:: Data for review

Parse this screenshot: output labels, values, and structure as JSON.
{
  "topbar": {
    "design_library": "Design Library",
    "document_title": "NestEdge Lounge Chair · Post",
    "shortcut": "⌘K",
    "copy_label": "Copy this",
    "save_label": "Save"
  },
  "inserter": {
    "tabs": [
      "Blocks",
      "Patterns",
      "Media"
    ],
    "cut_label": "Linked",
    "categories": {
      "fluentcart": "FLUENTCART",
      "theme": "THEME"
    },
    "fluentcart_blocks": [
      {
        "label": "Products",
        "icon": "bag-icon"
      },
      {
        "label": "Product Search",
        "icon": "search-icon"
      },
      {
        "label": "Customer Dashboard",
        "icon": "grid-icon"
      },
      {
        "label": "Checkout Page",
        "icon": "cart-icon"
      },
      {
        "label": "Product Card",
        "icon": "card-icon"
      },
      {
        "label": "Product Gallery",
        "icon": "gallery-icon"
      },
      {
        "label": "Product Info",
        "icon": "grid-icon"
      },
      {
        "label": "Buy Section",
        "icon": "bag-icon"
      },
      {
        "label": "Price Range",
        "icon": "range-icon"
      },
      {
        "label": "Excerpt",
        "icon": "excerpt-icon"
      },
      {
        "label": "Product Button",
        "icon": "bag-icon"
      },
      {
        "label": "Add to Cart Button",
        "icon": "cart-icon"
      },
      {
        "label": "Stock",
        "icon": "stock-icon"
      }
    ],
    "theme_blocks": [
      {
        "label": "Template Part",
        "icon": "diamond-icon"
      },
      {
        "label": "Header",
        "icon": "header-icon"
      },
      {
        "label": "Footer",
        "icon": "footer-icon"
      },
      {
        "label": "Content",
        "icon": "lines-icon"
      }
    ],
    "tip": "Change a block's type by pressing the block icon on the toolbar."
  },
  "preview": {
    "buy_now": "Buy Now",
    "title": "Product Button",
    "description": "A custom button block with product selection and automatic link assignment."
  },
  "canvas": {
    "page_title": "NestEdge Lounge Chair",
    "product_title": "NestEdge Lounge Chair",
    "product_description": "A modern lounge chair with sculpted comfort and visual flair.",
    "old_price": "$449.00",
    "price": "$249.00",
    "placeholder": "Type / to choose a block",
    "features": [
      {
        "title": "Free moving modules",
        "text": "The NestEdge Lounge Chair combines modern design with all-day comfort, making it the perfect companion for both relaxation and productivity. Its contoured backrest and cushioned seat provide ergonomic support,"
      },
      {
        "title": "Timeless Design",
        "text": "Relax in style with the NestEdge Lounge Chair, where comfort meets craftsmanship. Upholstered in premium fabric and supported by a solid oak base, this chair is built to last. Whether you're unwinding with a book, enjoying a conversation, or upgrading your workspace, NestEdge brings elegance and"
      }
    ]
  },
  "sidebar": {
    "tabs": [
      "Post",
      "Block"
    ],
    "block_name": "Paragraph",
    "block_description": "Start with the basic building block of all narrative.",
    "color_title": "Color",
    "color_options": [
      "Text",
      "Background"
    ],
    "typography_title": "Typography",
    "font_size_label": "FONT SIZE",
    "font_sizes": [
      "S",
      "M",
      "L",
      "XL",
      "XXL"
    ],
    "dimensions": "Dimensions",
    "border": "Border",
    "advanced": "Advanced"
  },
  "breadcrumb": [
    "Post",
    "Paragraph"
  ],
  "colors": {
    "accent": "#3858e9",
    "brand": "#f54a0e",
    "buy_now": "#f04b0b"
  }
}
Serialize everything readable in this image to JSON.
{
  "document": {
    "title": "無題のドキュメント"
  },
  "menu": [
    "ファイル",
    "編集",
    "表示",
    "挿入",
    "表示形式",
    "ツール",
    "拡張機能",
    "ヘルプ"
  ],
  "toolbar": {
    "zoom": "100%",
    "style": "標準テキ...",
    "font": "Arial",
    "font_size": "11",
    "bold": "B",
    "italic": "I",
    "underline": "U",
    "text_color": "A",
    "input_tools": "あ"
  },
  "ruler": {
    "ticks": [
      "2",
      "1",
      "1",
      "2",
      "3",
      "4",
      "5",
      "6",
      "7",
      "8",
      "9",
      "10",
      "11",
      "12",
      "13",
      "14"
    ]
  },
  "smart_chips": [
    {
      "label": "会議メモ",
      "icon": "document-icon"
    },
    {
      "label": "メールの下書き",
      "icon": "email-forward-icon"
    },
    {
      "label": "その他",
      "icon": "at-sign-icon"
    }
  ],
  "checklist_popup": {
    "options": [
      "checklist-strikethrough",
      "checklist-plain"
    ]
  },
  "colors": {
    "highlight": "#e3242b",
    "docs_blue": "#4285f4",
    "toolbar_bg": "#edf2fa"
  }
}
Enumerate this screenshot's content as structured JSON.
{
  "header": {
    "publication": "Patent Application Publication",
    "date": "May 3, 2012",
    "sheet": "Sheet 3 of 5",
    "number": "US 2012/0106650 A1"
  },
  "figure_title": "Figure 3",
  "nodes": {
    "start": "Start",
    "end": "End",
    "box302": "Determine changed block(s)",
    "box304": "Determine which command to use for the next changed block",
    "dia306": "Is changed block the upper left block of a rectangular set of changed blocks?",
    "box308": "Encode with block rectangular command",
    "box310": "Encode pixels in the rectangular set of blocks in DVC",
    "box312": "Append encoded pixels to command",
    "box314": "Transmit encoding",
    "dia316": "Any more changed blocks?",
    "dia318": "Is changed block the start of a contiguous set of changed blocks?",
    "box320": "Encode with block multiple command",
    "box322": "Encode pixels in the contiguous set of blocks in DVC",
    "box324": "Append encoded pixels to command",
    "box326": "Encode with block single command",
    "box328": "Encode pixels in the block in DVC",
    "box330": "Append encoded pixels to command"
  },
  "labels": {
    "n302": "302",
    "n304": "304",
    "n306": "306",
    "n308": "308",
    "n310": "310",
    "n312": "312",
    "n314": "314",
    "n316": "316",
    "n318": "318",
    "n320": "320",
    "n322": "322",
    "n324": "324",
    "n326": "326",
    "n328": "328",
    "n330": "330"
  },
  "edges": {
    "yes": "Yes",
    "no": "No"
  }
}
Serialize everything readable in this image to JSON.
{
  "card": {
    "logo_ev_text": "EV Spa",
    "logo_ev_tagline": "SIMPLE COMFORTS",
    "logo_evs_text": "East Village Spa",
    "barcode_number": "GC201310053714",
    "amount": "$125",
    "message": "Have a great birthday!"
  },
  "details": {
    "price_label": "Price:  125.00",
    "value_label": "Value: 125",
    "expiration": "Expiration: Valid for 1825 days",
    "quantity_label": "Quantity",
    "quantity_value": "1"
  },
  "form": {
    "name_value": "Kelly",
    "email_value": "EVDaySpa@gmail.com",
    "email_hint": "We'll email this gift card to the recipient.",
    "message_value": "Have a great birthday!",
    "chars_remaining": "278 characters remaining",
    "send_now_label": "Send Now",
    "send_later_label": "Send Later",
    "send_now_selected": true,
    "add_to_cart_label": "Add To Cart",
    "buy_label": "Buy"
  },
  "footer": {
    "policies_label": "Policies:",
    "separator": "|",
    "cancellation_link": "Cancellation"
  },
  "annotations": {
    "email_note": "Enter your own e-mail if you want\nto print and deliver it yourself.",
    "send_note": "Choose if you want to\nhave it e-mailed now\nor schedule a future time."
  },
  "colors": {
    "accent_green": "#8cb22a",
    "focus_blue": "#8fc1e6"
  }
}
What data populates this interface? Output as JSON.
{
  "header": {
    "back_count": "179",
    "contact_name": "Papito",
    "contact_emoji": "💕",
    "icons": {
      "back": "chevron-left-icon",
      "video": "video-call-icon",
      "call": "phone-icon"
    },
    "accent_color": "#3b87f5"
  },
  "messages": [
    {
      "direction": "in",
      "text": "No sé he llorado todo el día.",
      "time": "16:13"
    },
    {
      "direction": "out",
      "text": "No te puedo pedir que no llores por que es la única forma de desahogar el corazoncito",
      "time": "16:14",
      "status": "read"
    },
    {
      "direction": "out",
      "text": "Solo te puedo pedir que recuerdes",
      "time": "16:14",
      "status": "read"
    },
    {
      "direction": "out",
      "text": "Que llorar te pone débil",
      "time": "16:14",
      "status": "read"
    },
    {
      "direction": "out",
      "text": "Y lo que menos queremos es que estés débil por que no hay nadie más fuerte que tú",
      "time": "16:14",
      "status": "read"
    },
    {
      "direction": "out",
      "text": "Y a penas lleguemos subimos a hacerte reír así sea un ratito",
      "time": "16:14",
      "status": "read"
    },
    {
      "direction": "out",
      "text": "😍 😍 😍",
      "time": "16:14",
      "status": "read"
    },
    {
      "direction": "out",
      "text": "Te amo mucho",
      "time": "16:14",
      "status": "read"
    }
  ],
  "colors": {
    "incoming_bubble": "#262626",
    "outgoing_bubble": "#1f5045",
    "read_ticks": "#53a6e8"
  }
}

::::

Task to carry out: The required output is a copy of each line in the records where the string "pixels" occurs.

Solution to the exercise:
    "box310": "Encode pixels in the rectangular set of blocks in DVC",
    "box312": "Append encoded pixels to command",
    "box322": "Encode pixels in the contiguous set of blocks in DVC",
    "box324": "Append encoded pixels to command",
    "box328": "Encode pixels in the block in DVC",
    "box330": "Append encoded pixels to command"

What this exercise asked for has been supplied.